What can we learn from investigating paper planes?

Get them talking

Many parents and families may be too busy working from home to offer much support to learners with practical science, but they may still have time for a chat. Learners can exercise their scientific thinking skills by grappling with big questions and big ideas with their families. You could pose learners a question that gets them to think deeply about how concepts relate to our lives by asking ‘What if…’ for example, what if there was no friction? What if plants could talk? What if humans never stopped growing? They could also consider which of three linked objects is the ‘odd one out’, by finding something that two of the three have in common that the third doesn’t. This one is a particularly nice activity for parents who are reluctant to get a ‘wrong answer’ as any answer that is justified is a good answer. For example, if we have a bee, a scorpion and a butterfly, we could say the butterfly is the odd one out because it can’t sting other animals. However,  it would also be ‘correct’ to say the scorpion is the odd one out because it cannot fly like the other two. Teachers can find a great bank of discussion questions and activities like these for free at the Explorify website and in the UK primary science curriculum here.

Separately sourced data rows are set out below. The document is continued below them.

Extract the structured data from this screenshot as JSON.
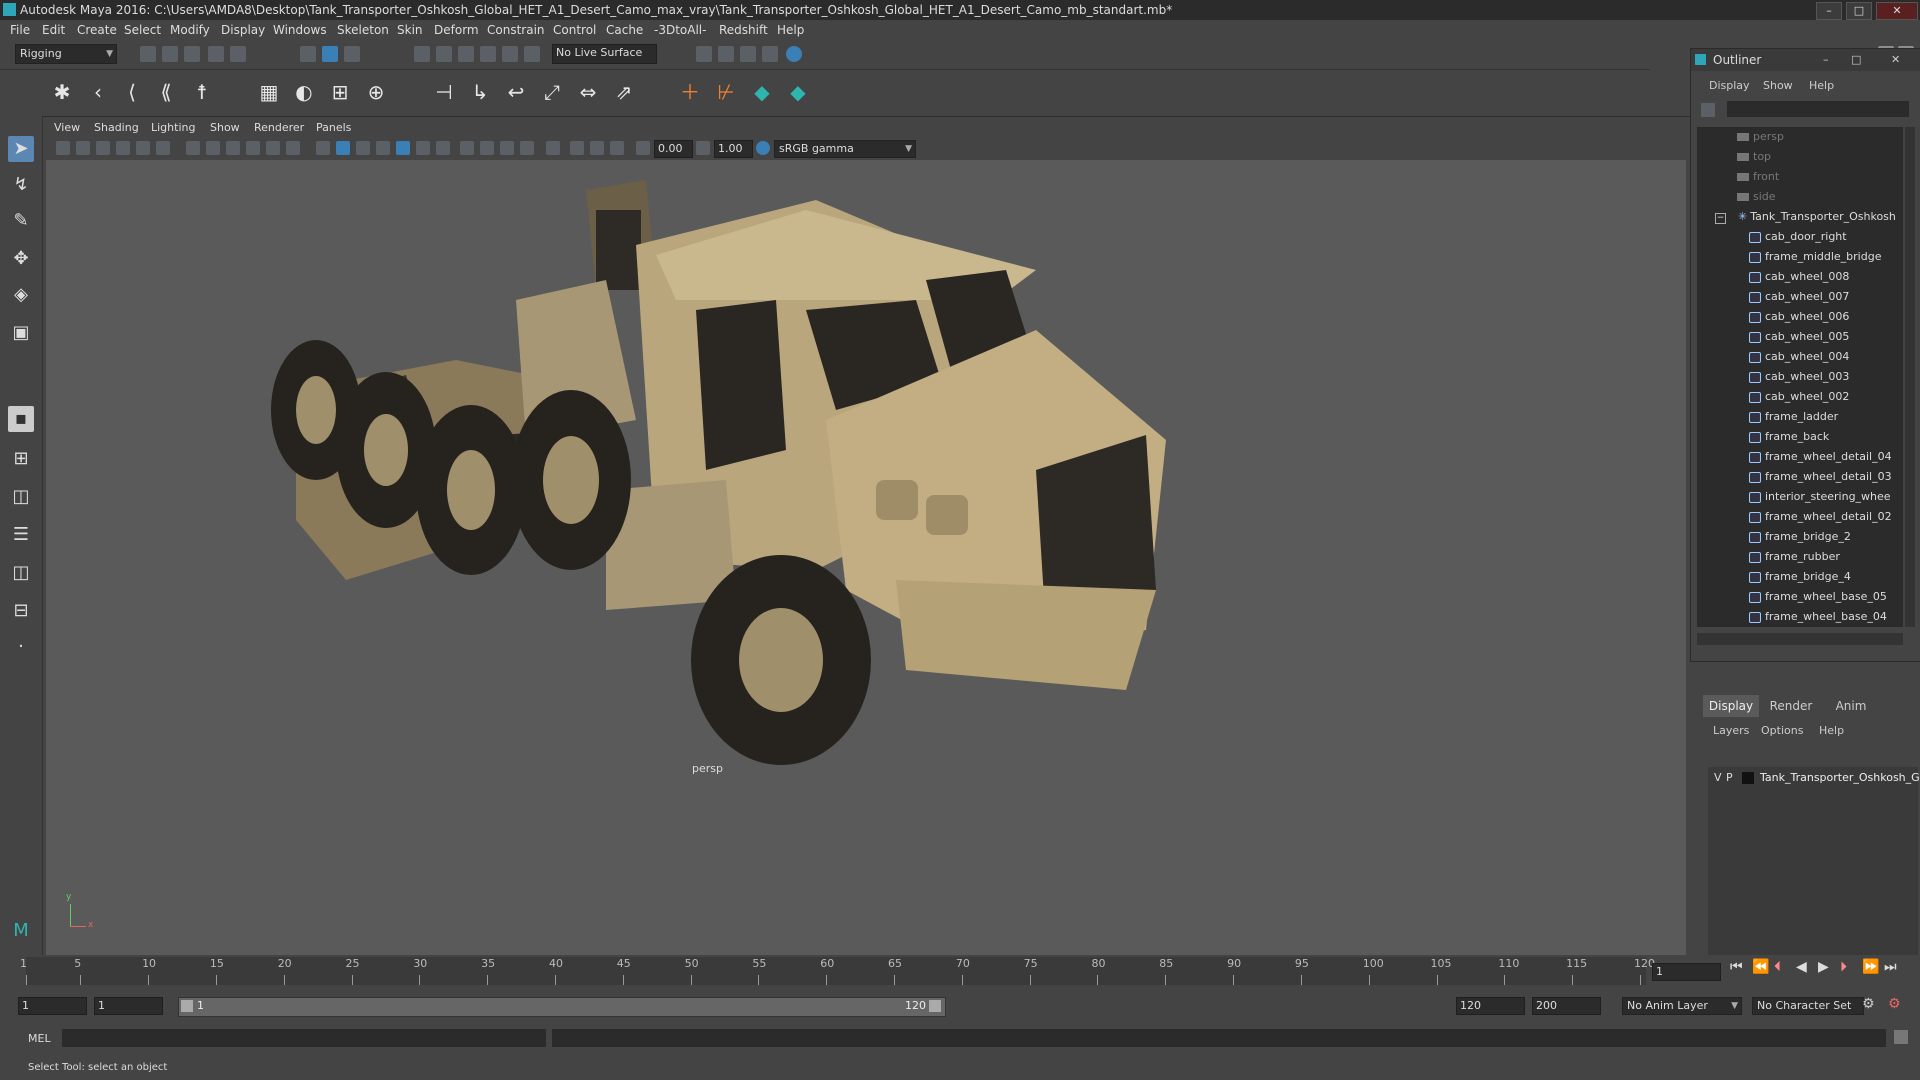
{
  "window": {
    "title": "Autodesk Maya 2016: C:\\Users\\AMDA8\\Desktop\\Tank_Transporter_Oshkosh_Global_HET_A1_Desert_Camo_max_vray\\Tank_Transporter_Oshkosh_Global_HET_A1_Desert_Camo_mb_standart.mb*",
    "min": "–",
    "max": "□",
    "close": "✕"
  },
  "menu": [
    "File",
    "Edit",
    "Create",
    "Select",
    "Modify",
    "Display",
    "Windows",
    "Skeleton",
    "Skin",
    "Deform",
    "Constrain",
    "Control",
    "Cache",
    "-3DtoAll-",
    "Redshift",
    "Help"
  ],
  "statusline": {
    "menuset": "Rigging",
    "live_surface": "No Live Surface"
  },
  "viewport": {
    "menu": [
      "View",
      "Shading",
      "Lighting",
      "Show",
      "Renderer",
      "Panels"
    ],
    "exposure": "0.00",
    "gamma": "1.00",
    "color_space": "sRGB gamma",
    "camera_label": "persp",
    "axis_y": "y",
    "axis_x": "x"
  },
  "outliner": {
    "title": "Outliner",
    "menu": [
      "Display",
      "Show",
      "Help"
    ],
    "cameras": [
      "persp",
      "top",
      "front",
      "side"
    ],
    "group": "Tank_Transporter_Oshkosh",
    "group_toggle": "−",
    "items": [
      "cab_door_right",
      "frame_middle_bridge",
      "cab_wheel_008",
      "cab_wheel_007",
      "cab_wheel_006",
      "cab_wheel_005",
      "cab_wheel_004",
      "cab_wheel_003",
      "cab_wheel_002",
      "frame_ladder",
      "frame_back",
      "frame_wheel_detail_04",
      "frame_wheel_detail_03",
      "interior_steering_whee",
      "frame_wheel_detail_02",
      "frame_bridge_2",
      "frame_rubber",
      "frame_bridge_4",
      "frame_wheel_base_05",
      "frame_wheel_base_04"
    ]
  },
  "layers": {
    "tabs": [
      "Display",
      "Render",
      "Anim"
    ],
    "menu": [
      "Layers",
      "Options",
      "Help"
    ],
    "row": {
      "v": "V",
      "p": "P",
      "name": "Tank_Transporter_Oshkosh_G"
    }
  },
  "timeline": {
    "ticks": [
      1,
      5,
      10,
      15,
      20,
      25,
      30,
      35,
      40,
      45,
      50,
      55,
      60,
      65,
      70,
      75,
      80,
      85,
      90,
      95,
      100,
      105,
      110,
      115,
      120
    ],
    "current_frame": "1"
  },
  "range": {
    "start": "1",
    "inner_start": "1",
    "slider_start": "1",
    "slider_end": "120",
    "inner_end": "120",
    "end": "200",
    "anim_layer": "No Anim Layer",
    "char_set": "No Character Set"
  },
  "cmdline": {
    "label": "MEL"
  },
  "helpline": {
    "text": "Select Tool: select an object"
  },
  "colors": {
    "title_bg": "#2b2b2b",
    "panel_bg": "#444444",
    "viewport_bg": "#5a5a5a",
    "accent": "#5d87b3",
    "truck": "#bfaa80"
  }
}
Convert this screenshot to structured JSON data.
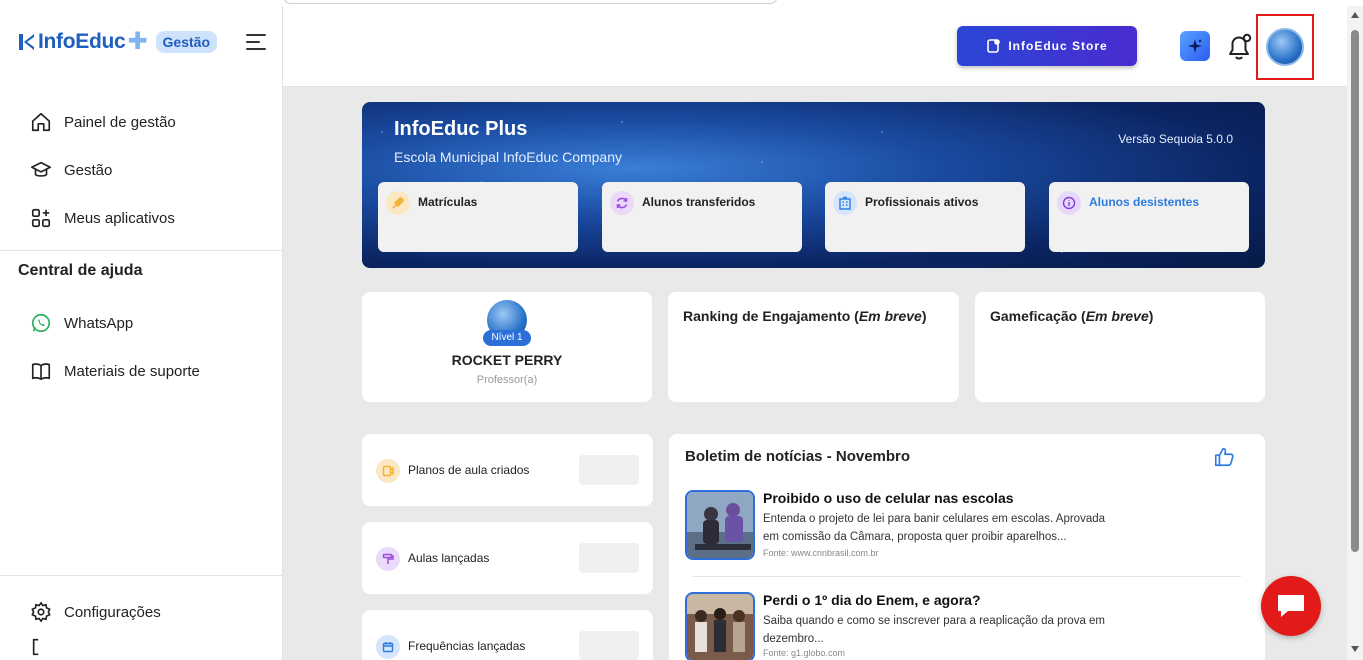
{
  "brand": {
    "name": "InfoEduc",
    "badge": "Gestão"
  },
  "sidebar": {
    "nav": [
      {
        "label": "Painel de gestão",
        "icon": "home-icon"
      },
      {
        "label": "Gestão",
        "icon": "graduation-cap-icon"
      },
      {
        "label": "Meus aplicativos",
        "icon": "apps-grid-icon"
      }
    ],
    "help_title": "Central de ajuda",
    "help": [
      {
        "label": "WhatsApp",
        "icon": "whatsapp-icon"
      },
      {
        "label": "Materiais de suporte",
        "icon": "book-icon"
      }
    ],
    "bottom": [
      {
        "label": "Configurações",
        "icon": "gear-icon"
      }
    ]
  },
  "header": {
    "store_label": "InfoEduc Store"
  },
  "hero": {
    "title": "InfoEduc Plus",
    "subtitle": "Escola Municipal InfoEduc Company",
    "version": "Versão Sequoia 5.0.0",
    "stats": [
      {
        "label": "Matrículas",
        "color": "#f3b23a",
        "bg": "#fbe7c2"
      },
      {
        "label": "Alunos transferidos",
        "color": "#9b4de0",
        "bg": "#ead9f8"
      },
      {
        "label": "Profissionais ativos",
        "color": "#2c7be0",
        "bg": "#d5e6fa"
      },
      {
        "label": "Alunos desistentes",
        "color": "#8a3ad8",
        "bg": "#e6d8f8",
        "text_color": "#2c7be0"
      }
    ]
  },
  "profile": {
    "level": "Nível 1",
    "name": "ROCKET PERRY",
    "role": "Professor(a)"
  },
  "ranking": {
    "title": "Ranking de Engajamento (",
    "italic": "Em breve",
    "close": ")"
  },
  "gamification": {
    "title": "Gameficação (",
    "italic": "Em breve",
    "close": ")"
  },
  "minis": [
    {
      "label": "Planos de aula criados",
      "color": "#f3b23a",
      "bg": "#fbe7c2"
    },
    {
      "label": "Aulas lançadas",
      "color": "#9b4de0",
      "bg": "#ead9f8"
    },
    {
      "label": "Frequências lançadas",
      "color": "#2c7be0",
      "bg": "#d5e6fa"
    }
  ],
  "news": {
    "title": "Boletim de notícias - Novembro",
    "items": [
      {
        "title": "Proibido o uso de celular nas escolas",
        "desc": "Entenda o projeto de lei para banir celulares em escolas. Aprovada em comissão da Câmara, proposta quer proibir aparelhos...",
        "source": "Fonte: www.cnnbrasil.com.br"
      },
      {
        "title": "Perdi o 1º dia do Enem, e agora?",
        "desc": "Saiba quando e como se inscrever para a reaplicação da prova em dezembro...",
        "source": "Fonte: g1.globo.com"
      }
    ]
  }
}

Activities such as these will make learning science at home possible for every student and have the added benefit of potentially raising their science capital. Between the support offered online, the creativity of teachers and the enthusiasm of learners, we may see many children experiencing their very own annus mirabilis in the near future!

Share this

Leave a comment

Leave a Reply

Your e-mail address will not be published. Required fields are marked *

Related posts